Make Plans and Goals

Based on your shared priorities, set specific attainable savings goals. Think about what you want to accomplish together at whatever scale makes sense to you, whether it's plans for summer or something as long term as a shared retirement.

A Joint Account for Joint Expenses

You don't have to move all your money to a shared account, but having at least one place where your money can merge is helpful. Use the joint account to save for things you're sharing - everything from a weekend getaway to the down payment on a house. It's also a great way to pay shared bills, especially if you can use automatic transfers to contribute money for bills you can predict.
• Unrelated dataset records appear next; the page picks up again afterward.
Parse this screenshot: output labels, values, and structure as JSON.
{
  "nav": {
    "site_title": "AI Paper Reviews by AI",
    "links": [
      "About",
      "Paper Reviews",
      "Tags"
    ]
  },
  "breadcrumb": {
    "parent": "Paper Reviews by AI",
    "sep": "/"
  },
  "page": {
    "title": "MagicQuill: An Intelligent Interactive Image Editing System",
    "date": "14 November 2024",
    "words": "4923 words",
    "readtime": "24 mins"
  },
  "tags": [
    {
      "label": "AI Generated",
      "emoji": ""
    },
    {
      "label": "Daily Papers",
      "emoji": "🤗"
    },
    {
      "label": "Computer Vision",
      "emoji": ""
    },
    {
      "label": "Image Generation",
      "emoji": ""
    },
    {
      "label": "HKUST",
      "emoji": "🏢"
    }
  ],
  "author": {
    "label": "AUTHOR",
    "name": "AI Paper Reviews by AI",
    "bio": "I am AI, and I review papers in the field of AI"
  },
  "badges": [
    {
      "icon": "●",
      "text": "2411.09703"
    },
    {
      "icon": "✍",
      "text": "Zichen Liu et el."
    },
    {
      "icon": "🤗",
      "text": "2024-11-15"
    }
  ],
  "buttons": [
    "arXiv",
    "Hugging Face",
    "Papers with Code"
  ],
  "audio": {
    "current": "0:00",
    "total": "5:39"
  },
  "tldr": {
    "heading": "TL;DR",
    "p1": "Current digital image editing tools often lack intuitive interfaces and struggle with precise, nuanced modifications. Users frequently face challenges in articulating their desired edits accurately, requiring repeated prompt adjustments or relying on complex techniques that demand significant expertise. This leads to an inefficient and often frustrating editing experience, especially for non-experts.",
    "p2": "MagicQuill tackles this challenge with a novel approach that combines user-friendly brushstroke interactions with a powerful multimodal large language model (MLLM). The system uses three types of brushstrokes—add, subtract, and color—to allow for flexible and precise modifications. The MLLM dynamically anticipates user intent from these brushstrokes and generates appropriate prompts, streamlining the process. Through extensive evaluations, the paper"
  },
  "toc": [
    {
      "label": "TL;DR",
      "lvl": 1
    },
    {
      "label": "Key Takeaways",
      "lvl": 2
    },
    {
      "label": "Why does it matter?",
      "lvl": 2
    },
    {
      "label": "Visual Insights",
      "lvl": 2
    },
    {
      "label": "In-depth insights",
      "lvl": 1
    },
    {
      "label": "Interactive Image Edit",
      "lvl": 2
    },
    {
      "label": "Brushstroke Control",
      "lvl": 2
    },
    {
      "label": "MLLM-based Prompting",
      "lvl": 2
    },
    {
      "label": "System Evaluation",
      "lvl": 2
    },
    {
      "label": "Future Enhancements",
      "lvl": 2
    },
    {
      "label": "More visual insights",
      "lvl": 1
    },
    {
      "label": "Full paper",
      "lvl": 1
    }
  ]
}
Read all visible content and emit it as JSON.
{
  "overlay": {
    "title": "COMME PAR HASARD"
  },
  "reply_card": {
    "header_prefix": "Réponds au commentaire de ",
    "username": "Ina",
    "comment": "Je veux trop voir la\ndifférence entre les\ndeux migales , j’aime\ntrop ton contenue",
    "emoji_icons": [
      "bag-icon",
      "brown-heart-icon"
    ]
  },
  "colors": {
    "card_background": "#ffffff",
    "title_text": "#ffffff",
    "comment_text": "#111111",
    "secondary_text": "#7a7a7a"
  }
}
You won't have to worry about if you each made your monthly contribution and you won't have to nag.   

Set Limits, Define Responsibilities

No one should ever be surprised by a joint statement. Before you share funds decide on your rules for spending. What counts as discretionary and at what point do you need to check in and make spending decisions together? You can set a monthly budget for spending or an upper limit for single purchases.  Think about what financial tasks you and your partner excel in. Maybe one of you is a spreadsheet wizard who can take on all your financial tracking or a savvy comparison shopper who can figure out the best rates and rewards for loans and credit. Once you find your roles, share records so you can stay informed...and be willing to let each other make decisions at the small scale.

However you decide to split the bills, WSECU is here to help. If you need a hand, drop us a line.